DICTATORS WHO KILL TO ENFORCE THEIR VIEWS RATHER THAN TALK IT OUT TO ACHIEVE A BETTER STANDARD AND UNDERSTANDING ARE STILL ABOUT AND IT SEEMS THEIR CONSCIENCE IS CLEAR AND THEIR ENFORCERS LACK ANY COMPASSION FOR THEIR FELLOW CITIZENS…

THANK YOU.

Posted by chapapet | Report as abusive

Perhaps if the US/Israel weren’t threatening to kill, displace, maime, and terrify ANOTHER millions of people in Iran, Yemen, Lebanon, Palestine… it would have a stronger moral voice. Russia drew the line in the sand when we plotted with the Israelis a conquest of South Ossetia. The only thing that saved South Ossetia from imperialist treachery was the threat of Russian tactical nukes.
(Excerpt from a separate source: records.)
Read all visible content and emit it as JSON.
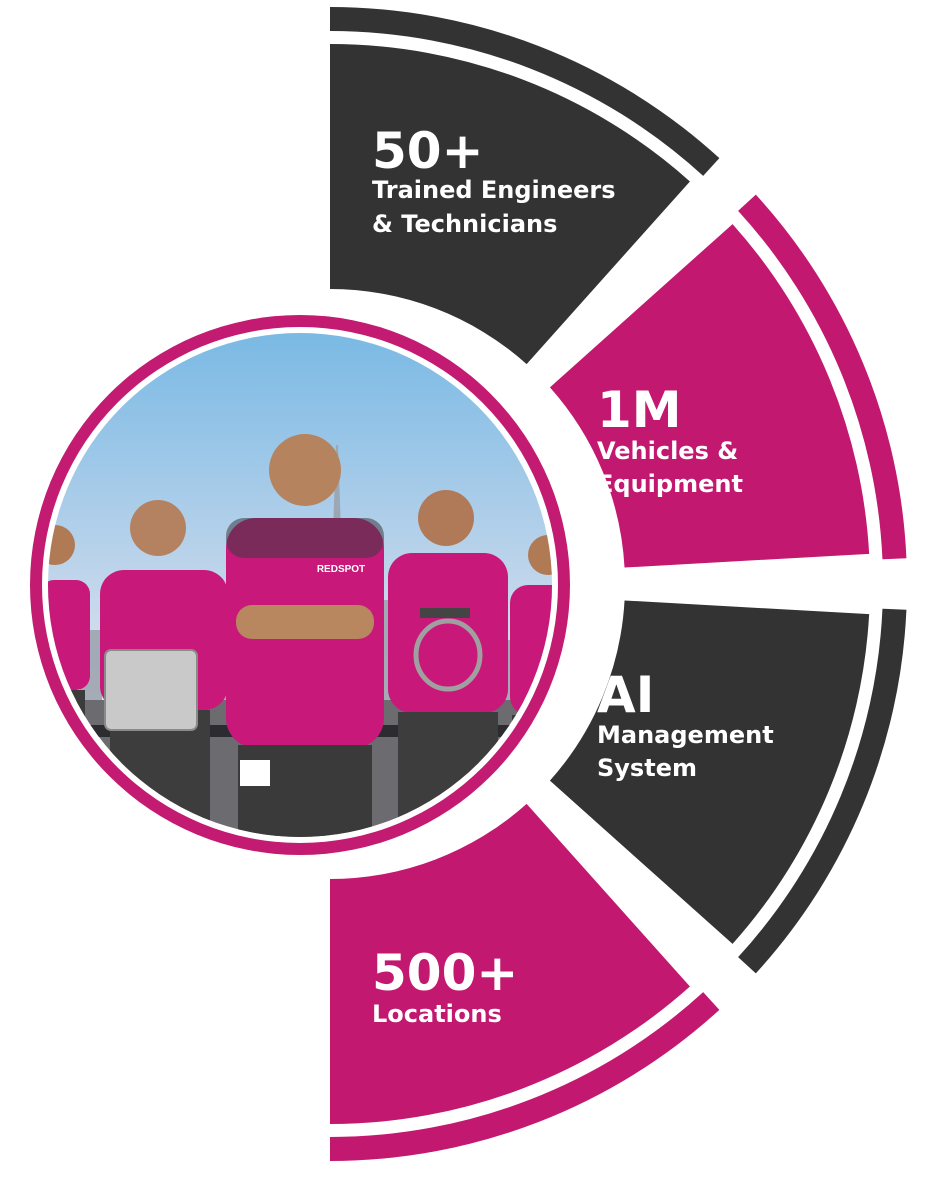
{
  "colors": {
    "dark": "#333333",
    "magenta": "#c2186f",
    "ring_magenta": "#c31a72",
    "sky_top": "#79b9e4",
    "sky_bottom": "#e7e5ef",
    "ground": "#6b6b70",
    "shirt": "#c8197a"
  },
  "segments": [
    {
      "value": "50+",
      "label_lines": [
        "Trained Engineers",
        "& Technicians"
      ]
    },
    {
      "value": "1M",
      "label_lines": [
        "Vehicles &",
        "Equipment"
      ]
    },
    {
      "value": "AI",
      "label_lines": [
        "Management",
        "System"
      ]
    },
    {
      "value": "500+",
      "label_lines": [
        "Locations"
      ]
    }
  ],
  "photo": {
    "description_icon": "team-photo",
    "brand_badge": "REDSPOT"
  }
}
The US/Israel and NATO have done more than their fair share of diminishing moral/legal force in this world. Russia has drawn another line in Syria and perhaps behind the scenes they have drawn one around attacking Iran militarily.

There are no “good guys” anymore.

Posted by JagPop | Report as abusive

I got $10,000 that says Assad will not be in power by the end of the year Mr.Bremmer, and you might have considered Libya and Egypt before you wrote this.

Now, you will eat your words, because you must not understand what’s really going on with the “Arab Spring.” For if you did, you’d know Assad’s demise is as sure as tomorrow’s sunrise.

Posted by mick68 | Report as abusive